■ **Instructions for the task**
Could you output each line below exactly as it appears, excluding any pictures?

Web page and app entries

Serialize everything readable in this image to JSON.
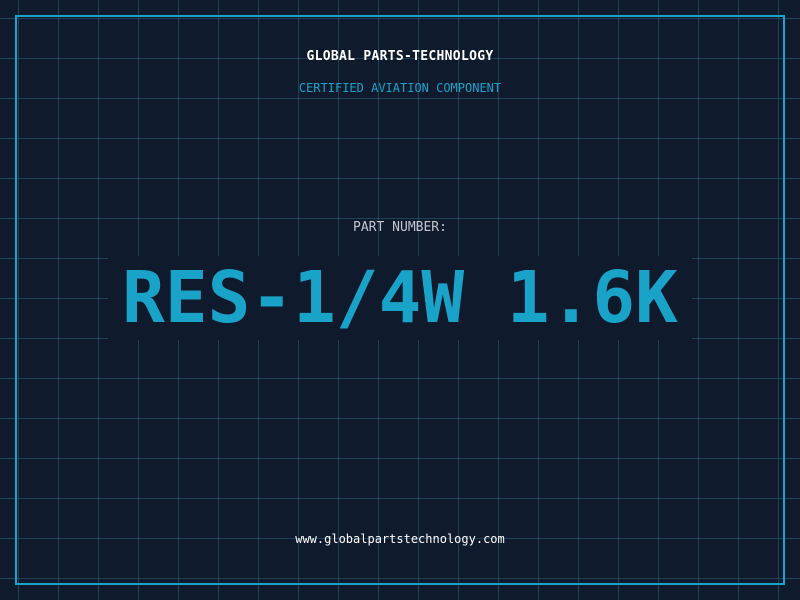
{
  "header": {
    "company_name": "GLOBAL PARTS-TECHNOLOGY",
    "subtitle": "CERTIFIED AVIATION COMPONENT"
  },
  "main": {
    "part_label": "PART NUMBER:",
    "part_number": "RES-1/4W 1.6K"
  },
  "footer": {
    "website": "www.globalpartstechnology.com"
  },
  "colors": {
    "background": "#101a2d",
    "accent": "#1aa3c9",
    "grid": "#2d607a",
    "text_primary": "#ffffff",
    "text_secondary": "#c2c7cf"
  }
}
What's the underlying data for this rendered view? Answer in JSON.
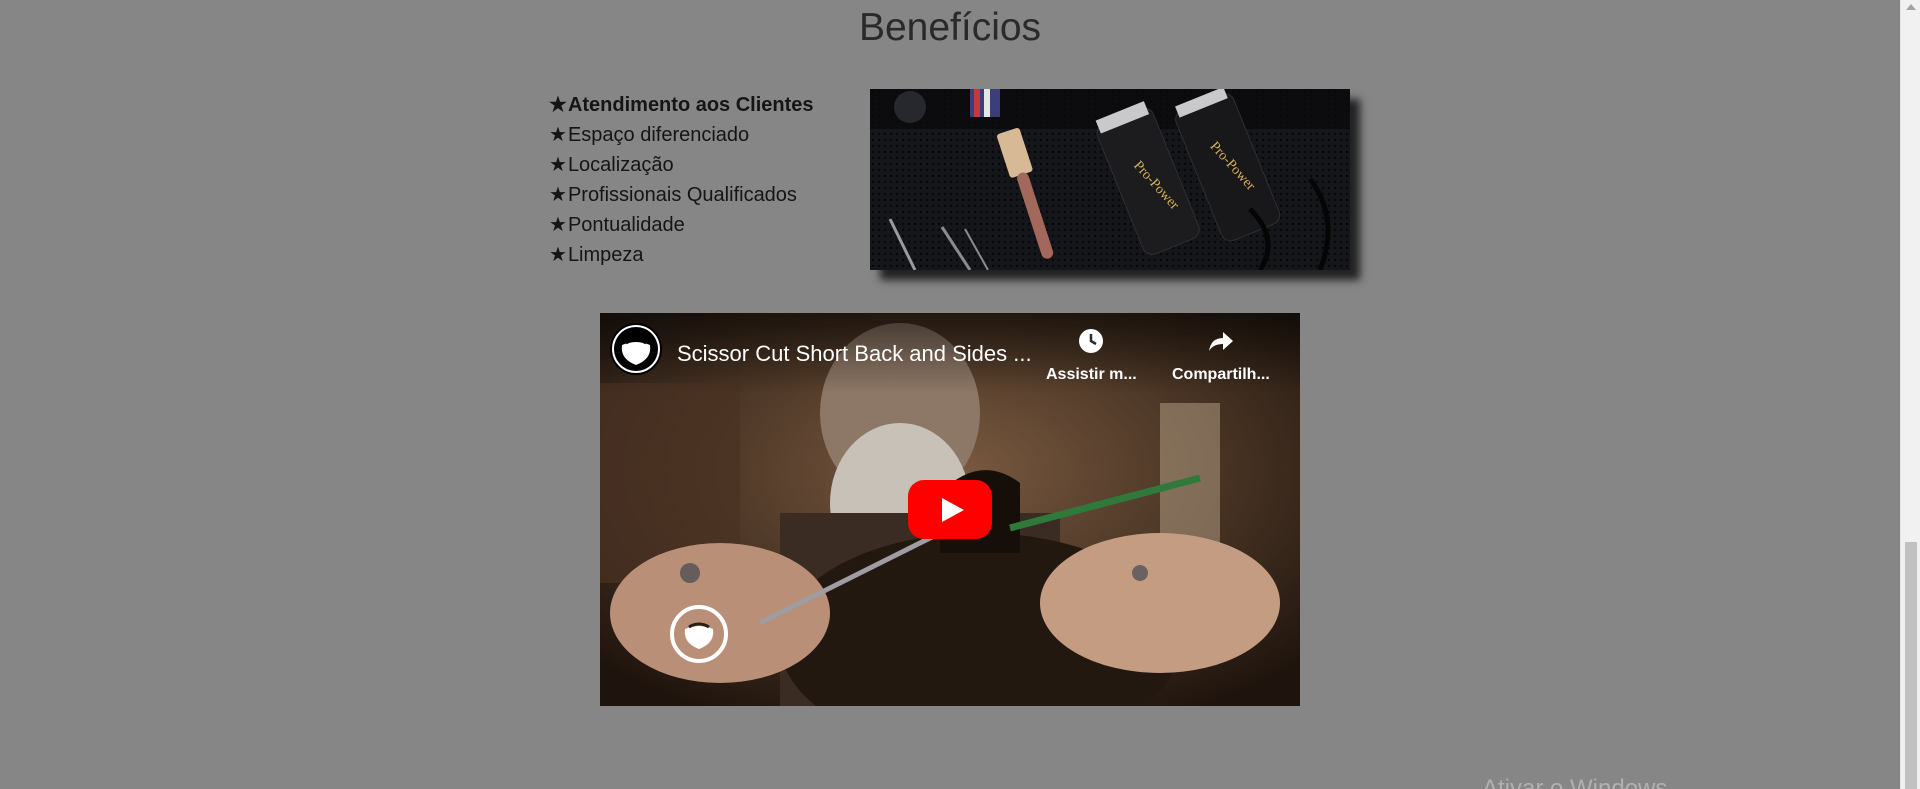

■ **Response**
Serialize everything readable in this image to JSON.
{
  "header": {
    "company_name": "GLOBAL PARTS-TECHNOLOGY",
    "subtitle": "CERTIFIED AVIATION COMPONENT"
  },
  "main": {
    "part_label": "PART NUMBER:",
    "part_number": "RES-1/4W 1.6K"
  },
  "footer": {
    "website": "www.globalpartstechnology.com"
  },
  "colors": {
    "background": "#101a2d",
    "accent": "#1aa3c9",
    "grid": "#2d607a",
    "text_primary": "#ffffff",
    "text_secondary": "#c2c7cf"
  }
}
What's the underlying data for this rendered view? Answer in JSON.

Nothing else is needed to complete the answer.